Various champions and martial artists have enjoyed watching and learning from the animal kingdom. Muhammad Ali liked to float in the ring like the butterflies. The ADCC trophy collector Ricardo Arona was inspired by the tiger's walk. Professor Helio Gracie was a lover of dogs and horses, which he enjoyed feeding and taming.
Like a good Gracie, Rickson has always been a faithful spectator of nature. More than that, the master feeds off the energy of the surrounding environment and nurtures a strong connection with its inhabitants, which leads him to live in a more serene and happy manner.
There was one time, however, when Rickson found a worthy rival in his backyard. A beast that, in the end, helped him to learn beautiful lessons. He recalled his fierce foe in the last chapters of his book, "Breathe":
"When I moved into our house in Palos Verdes, California, I went out of my way to make the neighborhood animals feel comfortable in our yard," Rickson recounts in the book.

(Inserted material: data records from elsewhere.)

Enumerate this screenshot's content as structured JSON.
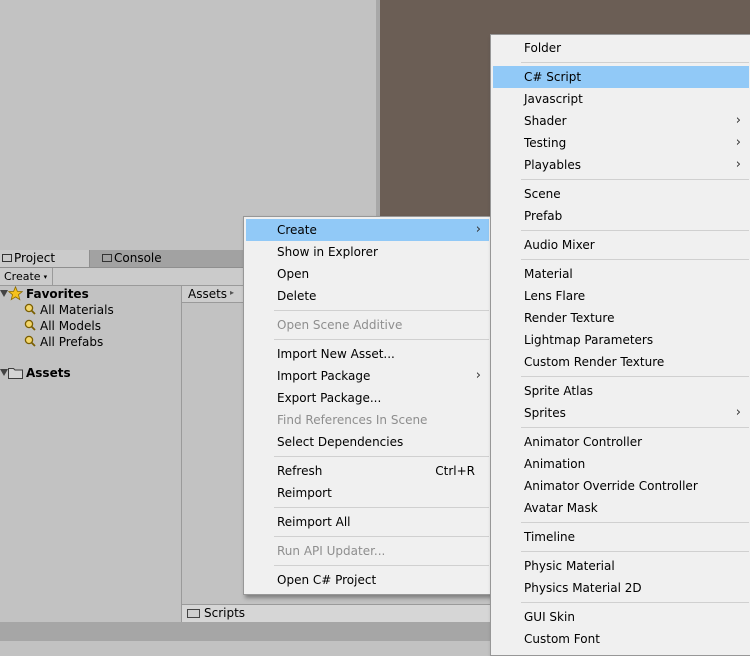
{
  "tabs": [
    {
      "label": "Project",
      "icon": "folder-icon"
    },
    {
      "label": "Console",
      "icon": "console-icon"
    }
  ],
  "toolbar": {
    "create_label": "Create",
    "caret": "▾"
  },
  "tree": {
    "favorites_label": "Favorites",
    "favorites_items": [
      "All Materials",
      "All Models",
      "All Prefabs"
    ],
    "assets_label": "Assets"
  },
  "breadcrumb": {
    "label": "Assets",
    "arrow": "▸"
  },
  "bottombar": {
    "path": "Scripts"
  },
  "context_menu": {
    "items": [
      {
        "label": "Create",
        "submenu": true,
        "highlighted": true
      },
      {
        "label": "Show in Explorer"
      },
      {
        "label": "Open"
      },
      {
        "label": "Delete"
      },
      {
        "sep": true
      },
      {
        "label": "Open Scene Additive",
        "disabled": true
      },
      {
        "sep": true
      },
      {
        "label": "Import New Asset..."
      },
      {
        "label": "Import Package",
        "submenu": true
      },
      {
        "label": "Export Package..."
      },
      {
        "label": "Find References In Scene",
        "disabled": true
      },
      {
        "label": "Select Dependencies"
      },
      {
        "sep": true
      },
      {
        "label": "Refresh",
        "shortcut": "Ctrl+R"
      },
      {
        "label": "Reimport"
      },
      {
        "sep": true
      },
      {
        "label": "Reimport All"
      },
      {
        "sep": true
      },
      {
        "label": "Run API Updater...",
        "disabled": true
      },
      {
        "sep": true
      },
      {
        "label": "Open C# Project"
      }
    ]
  },
  "create_menu": {
    "items": [
      {
        "label": "Folder"
      },
      {
        "sep": true
      },
      {
        "label": "C# Script",
        "highlighted": true
      },
      {
        "label": "Javascript"
      },
      {
        "label": "Shader",
        "submenu": true
      },
      {
        "label": "Testing",
        "submenu": true
      },
      {
        "label": "Playables",
        "submenu": true
      },
      {
        "sep": true
      },
      {
        "label": "Scene"
      },
      {
        "label": "Prefab"
      },
      {
        "sep": true
      },
      {
        "label": "Audio Mixer"
      },
      {
        "sep": true
      },
      {
        "label": "Material"
      },
      {
        "label": "Lens Flare"
      },
      {
        "label": "Render Texture"
      },
      {
        "label": "Lightmap Parameters"
      },
      {
        "label": "Custom Render Texture"
      },
      {
        "sep": true
      },
      {
        "label": "Sprite Atlas"
      },
      {
        "label": "Sprites",
        "submenu": true
      },
      {
        "sep": true
      },
      {
        "label": "Animator Controller"
      },
      {
        "label": "Animation"
      },
      {
        "label": "Animator Override Controller"
      },
      {
        "label": "Avatar Mask"
      },
      {
        "sep": true
      },
      {
        "label": "Timeline"
      },
      {
        "sep": true
      },
      {
        "label": "Physic Material"
      },
      {
        "label": "Physics Material 2D"
      },
      {
        "sep": true
      },
      {
        "label": "GUI Skin"
      },
      {
        "label": "Custom Font"
      }
    ]
  },
  "colors": {
    "highlight": "#91c9f7",
    "scene_bg": "#6b5e55",
    "menu_bg": "#f0f0f0"
  }
}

"Within a few months, I had made friends with squirrels, raccoons, crows, and blue jays. I had one enemy, however: a ferocious cat that was always taunting the little birds. I didn't like cats, I thought they were selfish, sneaky and cruel. At first I tried to throw water on him with the hose, but he was smarter. In the winter it had been raining and cold for weeks, and Cassia saw that the cat was wet and doing very poorly without shelter. She felt sorry for him, so she put out the dog travel crate for shelter, and he began to sleep there.
"One day I noticed that the animal was barely walking because of a paw injury. The next time he got into the crate, I closed it and took him to the vet, who said he had had a fight with a raccoon. After he was treated, I took him home and opened a hole in the garage door so he could recover indoors. When he got better, perhaps grateful for what we had done, he stopped harassing the birds. The cat became my best friend and changed what I thought about his kind. We named him Redhead. My cat reinforced the idea that the deeper the connections we create, the more complete life becomes."
What about you? What do you usually learn from your furry friend—or rival?